The two have talked with in excess of 3,000 couples and followed some for up to 20 years. They have additionally concentrated on in excess of 40,000 couples who are going to start couples treatment.
Quite a bit of their exploration is through The Gottman Organization, previously the Gottman Love Lab, a middle at the College of Washington which has been leading examination since the 1980s.
One shared trait best couples had, the Gottmans found, was their capacity to do “fixes.”
“The couples who truly were fruitful a couple of years not too far off were the ones who made fixes,” Julie Gottman told Perel. “They made fixes when their accomplice didn’t get an offered for association. They made fixes assuming that they said some unacceptable thing, [if] they exclaimed some unacceptable thing.”

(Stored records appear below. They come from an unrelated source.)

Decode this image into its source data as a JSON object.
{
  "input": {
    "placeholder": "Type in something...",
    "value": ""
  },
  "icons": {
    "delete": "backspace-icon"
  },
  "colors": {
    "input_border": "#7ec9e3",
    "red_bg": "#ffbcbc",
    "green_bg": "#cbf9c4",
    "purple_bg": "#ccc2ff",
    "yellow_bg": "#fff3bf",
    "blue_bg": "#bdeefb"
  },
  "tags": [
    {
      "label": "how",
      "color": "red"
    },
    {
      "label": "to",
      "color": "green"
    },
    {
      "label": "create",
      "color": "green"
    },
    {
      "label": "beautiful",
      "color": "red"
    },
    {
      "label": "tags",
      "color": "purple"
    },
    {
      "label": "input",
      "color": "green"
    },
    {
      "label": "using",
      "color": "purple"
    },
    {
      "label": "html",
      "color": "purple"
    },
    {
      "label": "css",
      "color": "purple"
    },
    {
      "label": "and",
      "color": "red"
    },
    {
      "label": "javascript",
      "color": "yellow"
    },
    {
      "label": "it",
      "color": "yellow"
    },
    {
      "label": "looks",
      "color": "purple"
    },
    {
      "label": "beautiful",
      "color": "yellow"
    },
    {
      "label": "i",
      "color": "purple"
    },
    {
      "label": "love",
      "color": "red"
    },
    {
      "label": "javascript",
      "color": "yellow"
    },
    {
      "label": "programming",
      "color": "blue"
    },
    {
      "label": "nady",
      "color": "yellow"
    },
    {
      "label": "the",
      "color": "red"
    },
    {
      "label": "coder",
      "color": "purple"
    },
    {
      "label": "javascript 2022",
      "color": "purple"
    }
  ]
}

This illustration was a “outlook change,” Perel told them.
They made fixes when their accomplice didn’t get an offered for association.
Making fixes doesn’t mean making amazing motions, Perel said. As a matter of fact, a maintenance can be a kind of “good judgment” question.
“They were really not the slightest bit announcements of adoration,” she said. “It was like, ‘Do you need some espresso?’ The way that amidst a battle or just after when you’re actually pissed you would really contemplate the accomplice.”
It likewise doesn’t mean saying “sorry” or in any event, having a more serious discussion about the offense.
“It didn’t have to do with saying ‘sorry’ it didn’t have to do with explicit things about the couple, however it inferred, ‘you actually exist for me,'” Perel said.